- **Supplied records**:
····················

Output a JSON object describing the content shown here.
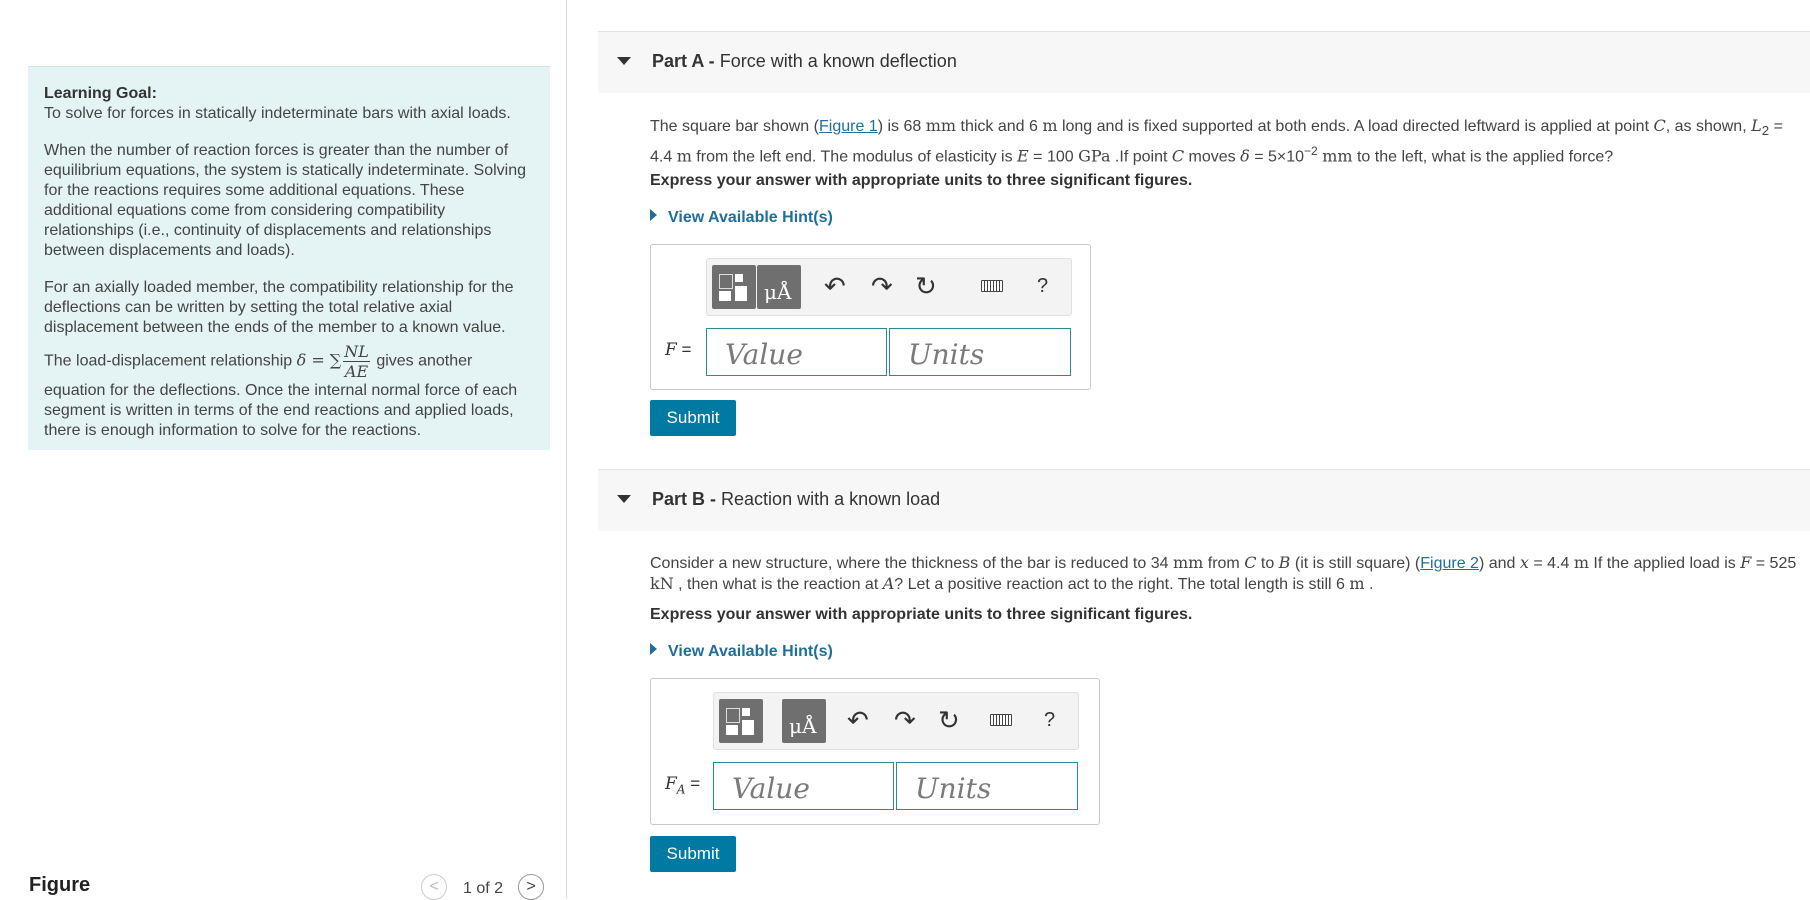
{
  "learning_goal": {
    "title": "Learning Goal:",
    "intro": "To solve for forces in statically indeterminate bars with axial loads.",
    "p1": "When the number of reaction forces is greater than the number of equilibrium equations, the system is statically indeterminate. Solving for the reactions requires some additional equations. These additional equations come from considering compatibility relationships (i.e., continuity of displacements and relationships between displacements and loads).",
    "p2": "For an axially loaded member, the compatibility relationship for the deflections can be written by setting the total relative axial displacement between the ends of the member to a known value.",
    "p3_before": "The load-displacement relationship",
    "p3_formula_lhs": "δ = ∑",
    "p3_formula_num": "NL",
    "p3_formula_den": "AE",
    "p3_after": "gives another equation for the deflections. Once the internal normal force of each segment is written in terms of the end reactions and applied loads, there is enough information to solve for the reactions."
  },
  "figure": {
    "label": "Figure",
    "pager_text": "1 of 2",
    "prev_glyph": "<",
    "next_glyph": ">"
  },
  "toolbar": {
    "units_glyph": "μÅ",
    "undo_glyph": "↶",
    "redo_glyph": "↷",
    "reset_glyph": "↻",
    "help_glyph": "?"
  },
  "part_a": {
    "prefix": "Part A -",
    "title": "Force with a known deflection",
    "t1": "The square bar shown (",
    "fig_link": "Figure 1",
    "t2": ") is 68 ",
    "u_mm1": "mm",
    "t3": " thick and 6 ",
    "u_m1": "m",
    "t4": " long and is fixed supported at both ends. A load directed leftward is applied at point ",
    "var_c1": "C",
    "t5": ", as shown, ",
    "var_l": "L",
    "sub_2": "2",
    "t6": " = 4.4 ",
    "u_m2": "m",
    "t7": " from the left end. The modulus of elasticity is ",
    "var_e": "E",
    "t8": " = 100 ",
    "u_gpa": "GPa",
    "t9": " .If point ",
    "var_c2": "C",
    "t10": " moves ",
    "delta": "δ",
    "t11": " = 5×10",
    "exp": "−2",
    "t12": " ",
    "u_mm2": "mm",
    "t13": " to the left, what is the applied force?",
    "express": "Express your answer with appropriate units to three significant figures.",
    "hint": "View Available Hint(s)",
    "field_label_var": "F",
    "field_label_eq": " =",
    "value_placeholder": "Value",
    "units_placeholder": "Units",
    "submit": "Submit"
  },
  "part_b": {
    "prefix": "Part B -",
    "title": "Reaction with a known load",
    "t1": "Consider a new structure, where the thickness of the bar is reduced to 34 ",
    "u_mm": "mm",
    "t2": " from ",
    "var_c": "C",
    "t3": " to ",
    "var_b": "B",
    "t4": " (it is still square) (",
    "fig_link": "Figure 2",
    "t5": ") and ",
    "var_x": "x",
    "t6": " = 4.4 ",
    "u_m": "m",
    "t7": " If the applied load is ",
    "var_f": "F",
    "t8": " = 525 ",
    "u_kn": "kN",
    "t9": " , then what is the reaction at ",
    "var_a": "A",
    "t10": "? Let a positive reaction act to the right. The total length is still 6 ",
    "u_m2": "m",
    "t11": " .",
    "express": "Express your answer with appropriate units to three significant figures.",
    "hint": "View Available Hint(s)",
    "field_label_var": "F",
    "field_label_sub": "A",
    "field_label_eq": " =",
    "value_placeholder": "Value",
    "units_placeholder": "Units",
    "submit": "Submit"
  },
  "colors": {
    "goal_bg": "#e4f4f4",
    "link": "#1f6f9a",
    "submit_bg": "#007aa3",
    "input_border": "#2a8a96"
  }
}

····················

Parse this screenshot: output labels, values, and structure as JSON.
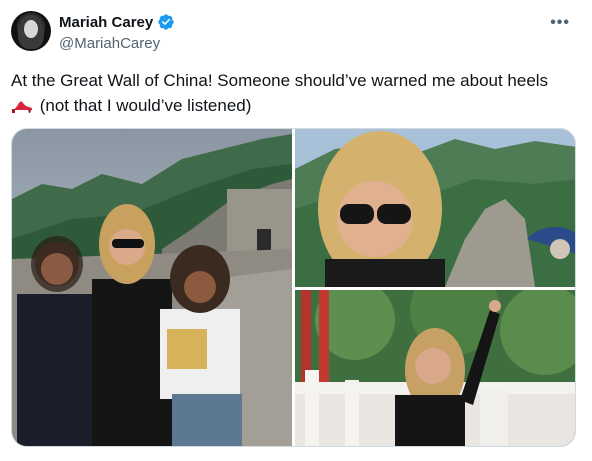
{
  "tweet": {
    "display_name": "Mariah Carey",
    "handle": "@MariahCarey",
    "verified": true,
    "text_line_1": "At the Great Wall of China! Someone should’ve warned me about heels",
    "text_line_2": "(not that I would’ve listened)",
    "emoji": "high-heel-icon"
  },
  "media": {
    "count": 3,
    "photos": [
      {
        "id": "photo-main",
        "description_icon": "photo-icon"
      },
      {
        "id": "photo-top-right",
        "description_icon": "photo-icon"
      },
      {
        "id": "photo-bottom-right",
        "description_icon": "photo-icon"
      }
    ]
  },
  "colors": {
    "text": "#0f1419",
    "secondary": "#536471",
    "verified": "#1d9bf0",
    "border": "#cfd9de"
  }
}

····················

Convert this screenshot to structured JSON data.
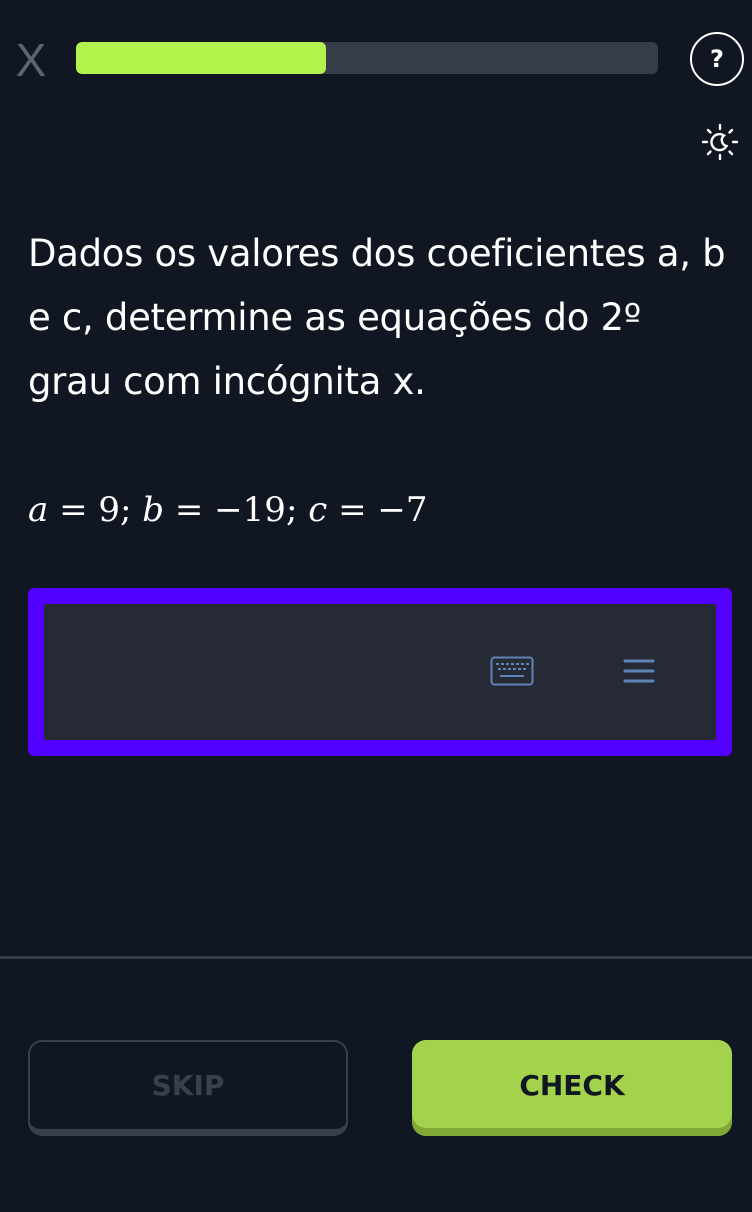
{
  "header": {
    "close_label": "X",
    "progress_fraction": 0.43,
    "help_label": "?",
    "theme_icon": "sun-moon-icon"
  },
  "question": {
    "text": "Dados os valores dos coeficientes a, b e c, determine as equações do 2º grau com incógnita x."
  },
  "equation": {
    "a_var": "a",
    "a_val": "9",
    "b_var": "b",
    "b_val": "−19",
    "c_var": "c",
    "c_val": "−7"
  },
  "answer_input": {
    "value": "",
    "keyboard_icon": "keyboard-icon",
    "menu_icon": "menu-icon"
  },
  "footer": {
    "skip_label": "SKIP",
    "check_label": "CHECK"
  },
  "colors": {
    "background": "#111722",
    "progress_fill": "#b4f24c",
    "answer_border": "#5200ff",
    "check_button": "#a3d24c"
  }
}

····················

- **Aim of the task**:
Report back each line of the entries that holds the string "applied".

- **Response to this exercise**:
    "p3_after": "gives another equation for the deflections. Once the internal normal force of each segment is written in terms of the end reactions and applied loads, there is enough information to solve for the reactions."
    "t4": " long and is fixed supported at both ends. A load directed leftward is applied at point ",
    "t13": " to the left, what is the applied force?",
    "t7": " If the applied load is ",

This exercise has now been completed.